President Reagan moved on several fronts yesterday to fire up his campaign for the $98.9 billion tax increase, declaring that "those who are opposed to it cannot hide from the fact that they are supporting increased deficits and higher interest rates."
He devoted most of his working day to events designed to pressure House Republicans to support the bill, now in a House-Senate conference committee, and to advance the election-year theme that the legislation is really tax reform instead of new taxes. White House officials said Reagan was close to a decision to make a nationally televised speech on behalf of the tax bill later this week, but no final decision had been made.
"It is being dishonestly tagged as the largest tax increase in history," the president said as he began the last of four separate lobbying sessions with congressional Republicans. "It may be the greatest tax reform."
At the same time, Treasury Secretary Donald T. Regan warned that failure to approve the spending cuts and tax boosts could lead to a GOP donneybrook in the fall election campaigns. "Suppose we do nothing," he said. "You'd have Republicans having to run on a platform of deficits in the neighborhood of $165 billion a year over several years."
The House-Senate panel reached tentative agreement yesterday on spending cuts in the Medicare and Medicaid programs but had not resolved such major issues as corporate tax leasing or business tax increases.
The president summoned a few industrial leaders and 65 congressional Republicans to the White House to reinforce his message that the tax bill was not a reversal of last year's supply-side tax-cutting efforts, but instead represents tax reform that will reduce interest rates "and get the economy moving again."
"Only 17 percent of this bill represents actual tax increase, and 31 percent represents simply better compliance and collecting money from people who under existing law . . . are not paying," the president told GOP lawmakers. "And the rest happens to be actual reform correcting unintended benefits or advantages that have come into being through legislation here and there . . . "
Reagan talked with both adversaries and allies yesterday in his push for the tax bill. He shook hands with Rep. Jack Kemp (R-N.Y.), who led the conservative tax rebellion, in what was described as a friendly but brief White House encounter after a meeting with the House Republican leadership. "Jack sincerely believes -- is a purist in supply-side economics," Reagan said later. "We'll continue to talk and reason together." The president's comments contrasted with the sharp criticism of Kemp in recent days from some White House officials who blamed him for leading a revolt against the tax bill.
Asked whether he personally thought Kemp was running for president, Reagan responded: "I didn't know the job was up for grabs."
After meeting with Reagan alone, Sen. William V. Roth Jr. (R-Del.), coauthor with Kemp of the tax cut Reagan won from Congress last year, declared his support for the tax bill as "the best reform package to come before Congress" in many years. Roth said in a letter to Reagan that "cries of outrage by my fellow 'supply-siders' " over the tax bill "simply don't hold water."
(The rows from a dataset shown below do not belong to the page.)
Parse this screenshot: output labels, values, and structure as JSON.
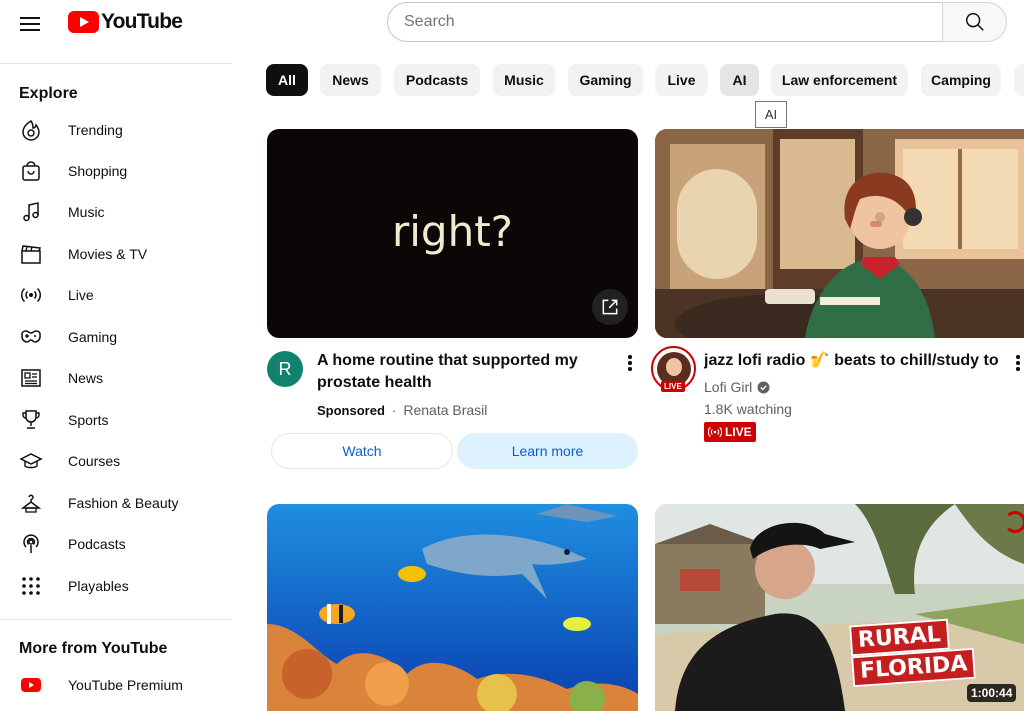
{
  "header": {
    "logo_text": "YouTube",
    "search_placeholder": "Search"
  },
  "sidebar": {
    "explore_title": "Explore",
    "items": [
      {
        "label": "Trending",
        "icon": "trending-icon"
      },
      {
        "label": "Shopping",
        "icon": "shopping-bag-icon"
      },
      {
        "label": "Music",
        "icon": "music-note-icon"
      },
      {
        "label": "Movies & TV",
        "icon": "clapperboard-icon"
      },
      {
        "label": "Live",
        "icon": "live-broadcast-icon"
      },
      {
        "label": "Gaming",
        "icon": "gamepad-icon"
      },
      {
        "label": "News",
        "icon": "newspaper-icon"
      },
      {
        "label": "Sports",
        "icon": "trophy-icon"
      },
      {
        "label": "Courses",
        "icon": "graduation-cap-icon"
      },
      {
        "label": "Fashion & Beauty",
        "icon": "hanger-icon"
      },
      {
        "label": "Podcasts",
        "icon": "podcast-icon"
      },
      {
        "label": "Playables",
        "icon": "playables-grid-icon"
      }
    ],
    "more_title": "More from YouTube",
    "more_items": [
      {
        "label": "YouTube Premium",
        "icon": "youtube-premium-icon"
      }
    ]
  },
  "chips": [
    "All",
    "News",
    "Podcasts",
    "Music",
    "Gaming",
    "Live",
    "AI",
    "Law enforcement",
    "Camping"
  ],
  "tooltip": "AI",
  "ad_card": {
    "thumbnail_text": "right?",
    "avatar_letter": "R",
    "title_line1": "A home routine that supported my",
    "title_line2": "prostate health",
    "sponsored": "Sponsored",
    "separator": "·",
    "advertiser": "Renata Brasil",
    "watch_label": "Watch",
    "learn_more_label": "Learn more"
  },
  "live_card": {
    "title": "jazz lofi radio 🎷 beats to chill/study to",
    "channel": "Lofi Girl",
    "watching": "1.8K watching",
    "live_badge": "LIVE",
    "avatar_badge": "LIVE"
  },
  "video_card_3": {
    "overlay_line1": "RURAL",
    "overlay_line2": "FLORIDA",
    "duration": "1:00:44"
  },
  "colors": {
    "brand_red": "#ff0000",
    "live_red": "#cc0000",
    "link_blue": "#065fd4",
    "chip_bg": "#f2f2f2",
    "ad_avatar_teal": "#11826d"
  }
}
But the president still ran into resistance from a "core" group of House Republicans who were among his earliest supporters. Rep. Thomas B. Evans Jr. (R-Del.), a leader of the group, said they had asked for modifications in the tax bill as the price for their support. "All of us are looking at what can be modified," he said.
Attempting to overcome business opposition to the tax bill, the White House won endorsements from a coalition of industry groups led by the American Business Conference.
Chrysler Chairman Lee Iacocca also put in a pitch for the legislation after seeing the president. "It's time to move, we need action, and as I said, if you can find a better tax bill, grab it."
U.S. Chamber of Commerce Chairman Paul Thayer said the organization's 64-member board would back the tax bill next week. The chamber's executive committee recently had come out against it.